**Instructions to follow:** Retrieve every line of the data holding the word "time".

=== Begin Enclosure ===

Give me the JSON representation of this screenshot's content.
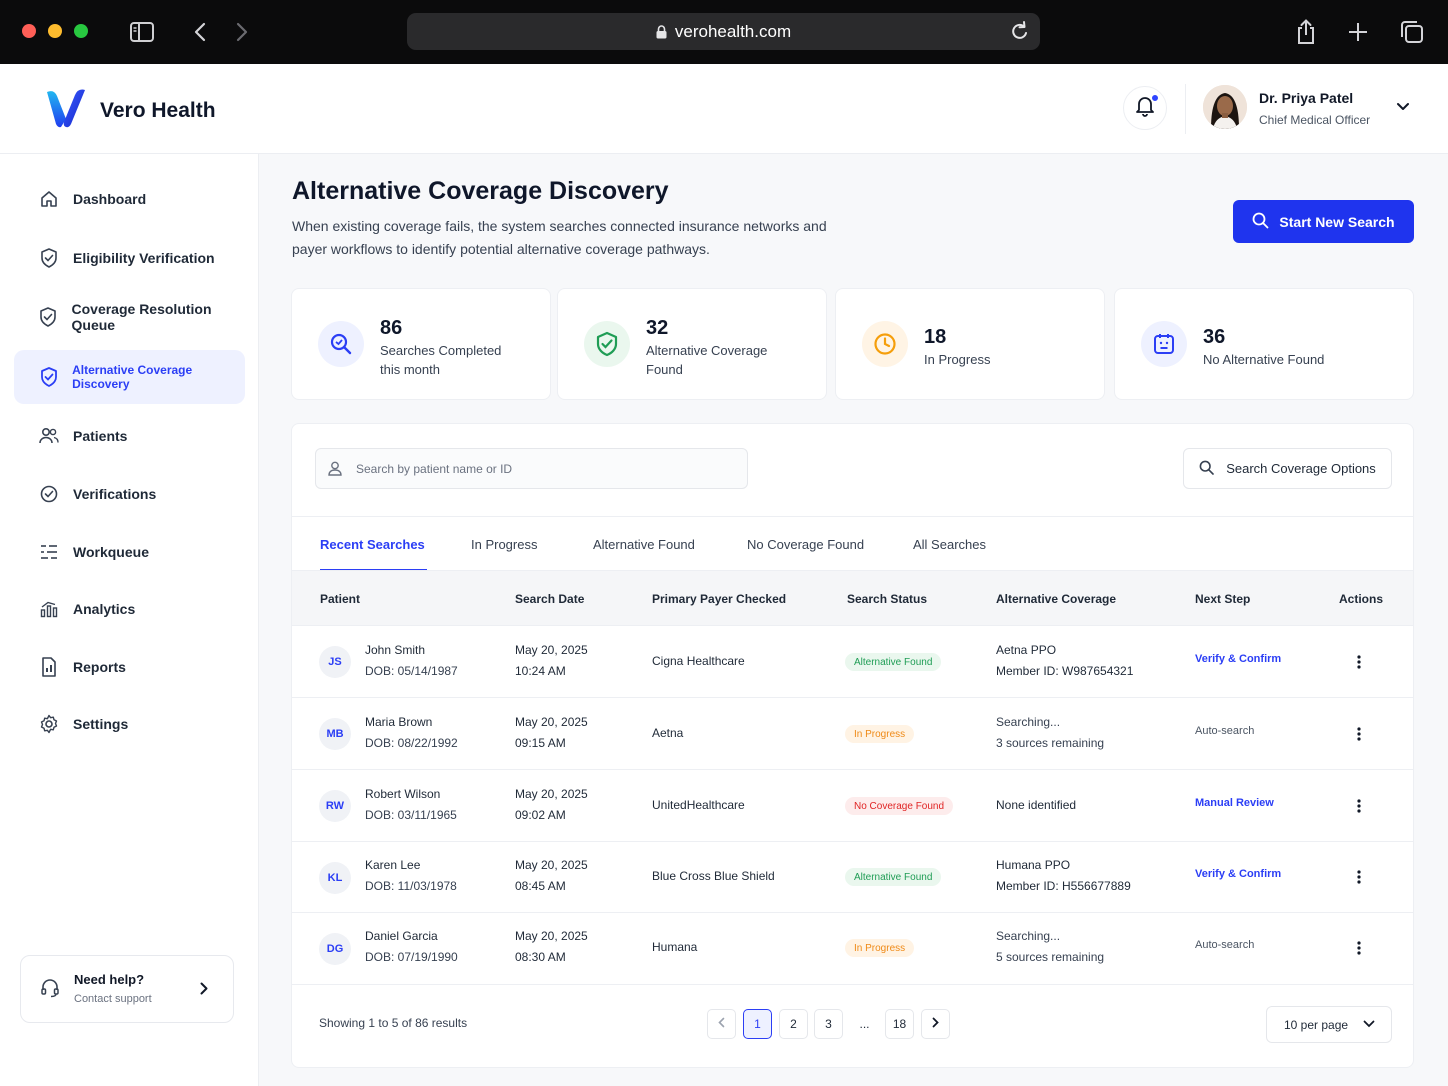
{
  "browser": {
    "url": "verohealth.com"
  },
  "app": {
    "name": "Vero Health"
  },
  "user": {
    "name": "Dr. Priya Patel",
    "role": "Chief Medical Officer"
  },
  "sidebar": {
    "items": [
      {
        "label": "Dashboard",
        "icon": "home-icon"
      },
      {
        "label": "Eligibility Verification",
        "icon": "shield-check-icon"
      },
      {
        "label": "Coverage Resolution Queue",
        "icon": "shield-check-icon"
      },
      {
        "label": "Alternative Coverage Discovery",
        "icon": "shield-check-icon",
        "active": true
      },
      {
        "label": "Patients",
        "icon": "users-icon"
      },
      {
        "label": "Verifications",
        "icon": "check-circle-icon"
      },
      {
        "label": "Workqueue",
        "icon": "list-icon"
      },
      {
        "label": "Analytics",
        "icon": "bar-chart-icon"
      },
      {
        "label": "Reports",
        "icon": "report-icon"
      },
      {
        "label": "Settings",
        "icon": "gear-icon"
      }
    ],
    "help": {
      "title": "Need help?",
      "subtitle": "Contact support"
    }
  },
  "page": {
    "title": "Alternative Coverage Discovery",
    "description": "When existing coverage fails, the system searches connected insurance networks and payer workflows to identify potential alternative coverage pathways.",
    "primary_button": "Start New Search"
  },
  "stats": [
    {
      "value": "86",
      "label": "Searches Completed this month",
      "color": "#2b3ef5"
    },
    {
      "value": "32",
      "label": "Alternative Coverage Found",
      "color": "#1f9d55"
    },
    {
      "value": "18",
      "label": "In Progress",
      "color": "#f59e0b"
    },
    {
      "value": "36",
      "label": "No Alternative Found",
      "color": "#2b3ef5"
    }
  ],
  "search": {
    "placeholder": "Search by patient name or ID",
    "coverage_button": "Search Coverage Options"
  },
  "tabs": [
    "Recent Searches",
    "In Progress",
    "Alternative Found",
    "No Coverage Found",
    "All Searches"
  ],
  "table": {
    "headers": [
      "Patient",
      "Search Date",
      "Primary Payer Checked",
      "Search Status",
      "Alternative Coverage",
      "Next Step",
      "Actions"
    ],
    "rows": [
      {
        "initials": "JS",
        "name": "John Smith",
        "dob": "DOB: 05/14/1987",
        "date": "May 20, 2025",
        "time": "10:24 AM",
        "payer": "Cigna Healthcare",
        "status": "Alternative Found",
        "alt1": "Aetna PPO",
        "alt2": "Member ID: W987654321",
        "next": "Verify & Confirm"
      },
      {
        "initials": "MB",
        "name": "Maria Brown",
        "dob": "DOB: 08/22/1992",
        "date": "May 20, 2025",
        "time": "09:15 AM",
        "payer": "Aetna",
        "status": "In Progress",
        "alt1": "Searching...",
        "alt2": "3 sources remaining",
        "next": "Auto-search"
      },
      {
        "initials": "RW",
        "name": "Robert Wilson",
        "dob": "DOB: 03/11/1965",
        "date": "May 20, 2025",
        "time": "09:02 AM",
        "payer": "UnitedHealthcare",
        "status": "No Coverage Found",
        "alt1": "None identified",
        "alt2": "",
        "next": "Manual Review"
      },
      {
        "initials": "KL",
        "name": "Karen Lee",
        "dob": "DOB: 11/03/1978",
        "date": "May 20, 2025",
        "time": "08:45 AM",
        "payer": "Blue Cross Blue Shield",
        "status": "Alternative Found",
        "alt1": "Humana PPO",
        "alt2": "Member ID: H556677889",
        "next": "Verify & Confirm"
      },
      {
        "initials": "DG",
        "name": "Daniel Garcia",
        "dob": "DOB: 07/19/1990",
        "date": "May 20, 2025",
        "time": "08:30 AM",
        "payer": "Humana",
        "status": "In Progress",
        "alt1": "Searching...",
        "alt2": "5 sources remaining",
        "next": "Auto-search"
      }
    ]
  },
  "pagination": {
    "summary": "Showing 1 to 5 of 86 results",
    "pages": [
      "1",
      "2",
      "3",
      "...",
      "18"
    ],
    "current": "1",
    "per_page": "10 per page"
  }
}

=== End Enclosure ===

**Reply to the task:**
        "time": "10:24 AM",
        "time": "09:15 AM",
        "time": "09:02 AM",
        "time": "08:45 AM",
        "time": "08:30 AM",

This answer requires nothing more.